TRY IT: The records below must be repeated exactly, but without their pictures.

SOURCE DATA:
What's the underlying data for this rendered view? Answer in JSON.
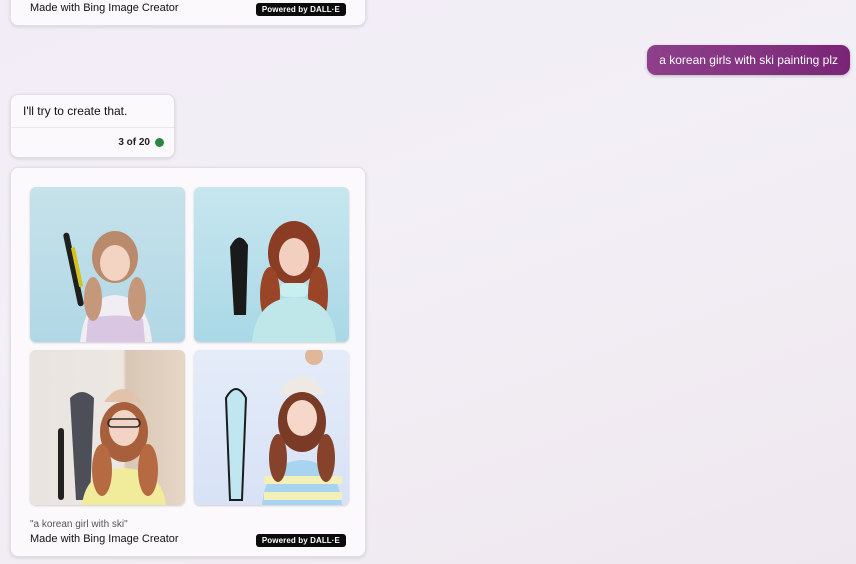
{
  "previous_result": {
    "made_with": "Made with Bing Image Creator",
    "badge": "Powered by DALL·E"
  },
  "user_message": {
    "text": "a korean girls with ski painting plz"
  },
  "bot_message": {
    "text": "I'll try to create that.",
    "counter": "3 of 20",
    "status_color": "#2a8540"
  },
  "image_result": {
    "images": [
      {
        "name": "generated-image-1"
      },
      {
        "name": "generated-image-2"
      },
      {
        "name": "generated-image-3"
      },
      {
        "name": "generated-image-4"
      }
    ],
    "caption": "\"a korean girl with ski\"",
    "made_with": "Made with Bing Image Creator",
    "badge": "Powered by DALL·E"
  },
  "colors": {
    "user_bubble": "#82327f",
    "card_bg": "#fbf9fc",
    "badge_bg": "#0b0b0b"
  }
}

OUTPUT:
What's the underlying data for this rendered view? Answer in JSON.
{
  "previous_result": {
    "made_with": "Made with Bing Image Creator",
    "badge": "Powered by DALL·E"
  },
  "user_message": {
    "text": "a korean girls with ski painting plz"
  },
  "bot_message": {
    "text": "I'll try to create that.",
    "counter": "3 of 20",
    "status_color": "#2a8540"
  },
  "image_result": {
    "images": [
      {
        "name": "generated-image-1"
      },
      {
        "name": "generated-image-2"
      },
      {
        "name": "generated-image-3"
      },
      {
        "name": "generated-image-4"
      }
    ],
    "caption": "\"a korean girl with ski\"",
    "made_with": "Made with Bing Image Creator",
    "badge": "Powered by DALL·E"
  },
  "colors": {
    "user_bubble": "#82327f",
    "card_bg": "#fbf9fc",
    "badge_bg": "#0b0b0b"
  }
}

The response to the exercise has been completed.